It has only been a few months since Marks & Spencer settled their dispute involving Colin the Caterpillar, but this time they are in the news again with another intellectual property dispute. However, this time it is the turn of Percy Pig.

What is the dispute about?

A small ice cream parlour based in Hertfordshire had created an ice cream featuring the porcine sweets. They recently received a letter from Marks & Spencer’s legal team stating that whilst they could continue to use the Percy sweets in their ice cream product, they could not proceed to call the product “Percy Pig Ice Cream”. The letter stated this was because consumers will no longer be confident Percy Pig branded products originate from Marks & Spencer.

The owner of the ice cream parlour complied with the letter and has now renamed the ice cream.

Importance of trade mark registration?

Trade mark registration gives the owner a monopoly over the mark and the right to sue for trade mark infringement. Here Marks and Spencer could rely on their trade mark for PERCY PIG which has been registered since 2007, to prevent the ice cream parlour from naming their ice cream “Percy Pig ice cream”.

The letter went on to explain that had Marks & Spencer failed to enforce their registered trade mark they would be risking potential acquiescence of their rights. Acquiescence can result if a trade mark owner knowingly allows others to make use of their mark for a continuous period of 5 years, they will lose the right to sue for infringement.

Good publicity?

The letter sent by Marks and Spencer (which was subsequently posted online by the owner of the ice cream parlour and enclosed a pack of the Percy Pig sweets) is a good example of how a polite, friendly and reasonable letter can achieve the desired result without the need for legal proceedings. Plus the bonus of welcomed publicity for both Marks & Spencer and the ice cream parlour. It will also serve as a good reminder of the importance of protecting your trade mark no matter what size the business is but to temper your approach.

It is important that such communication is worded correctly to avoid falling foul of the threats provision in Intellectual Property Law and to ensure the correspondence is appropriate should further action be required.

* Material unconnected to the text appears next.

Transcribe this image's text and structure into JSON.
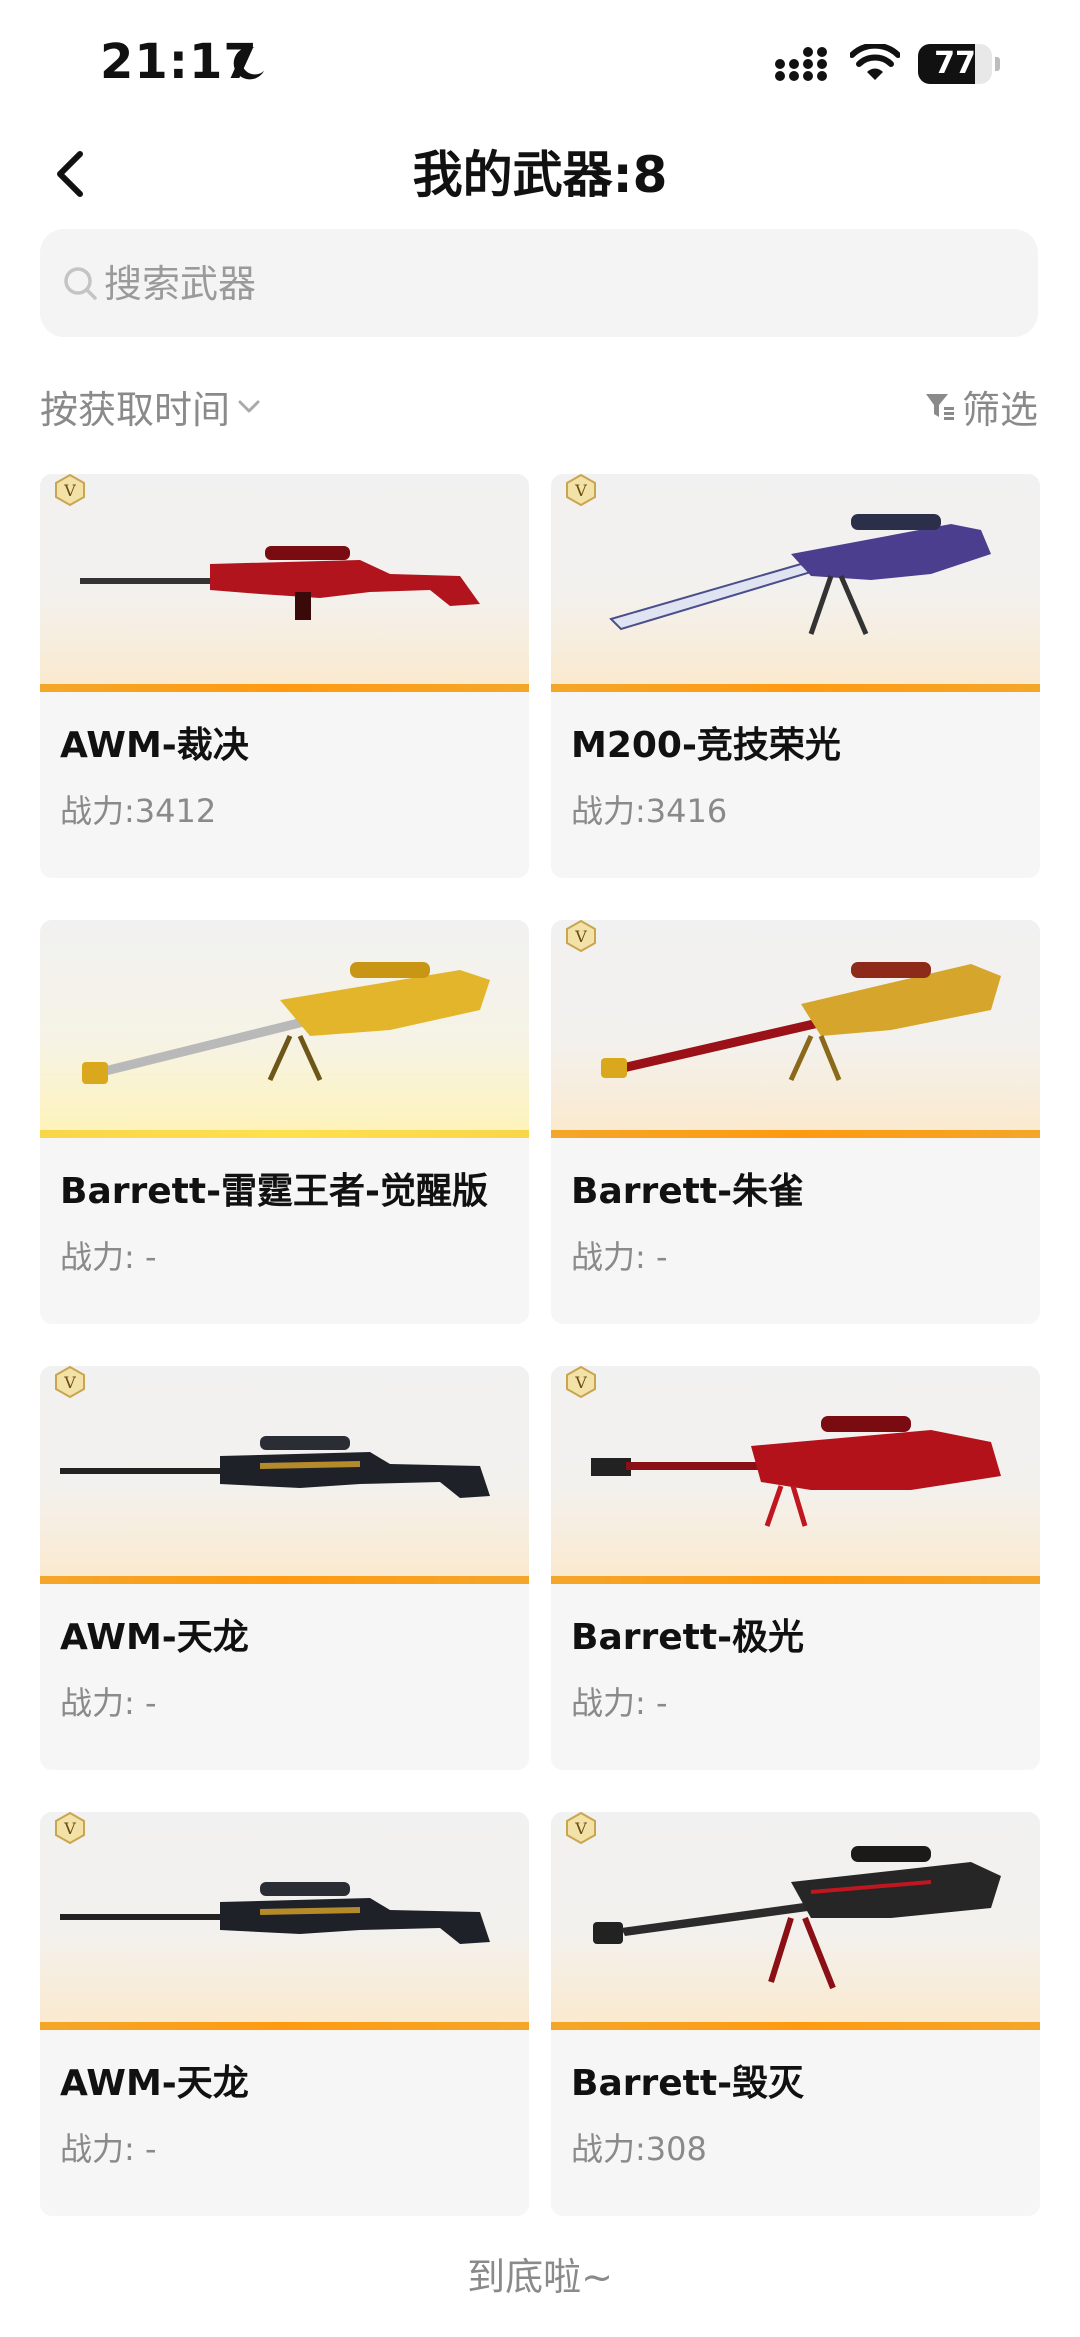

To find out more about how to protect or enforce trade marks, or for any advice if you are the recipient of enforcement communications, please get in touch with our specialist Trade Marks team.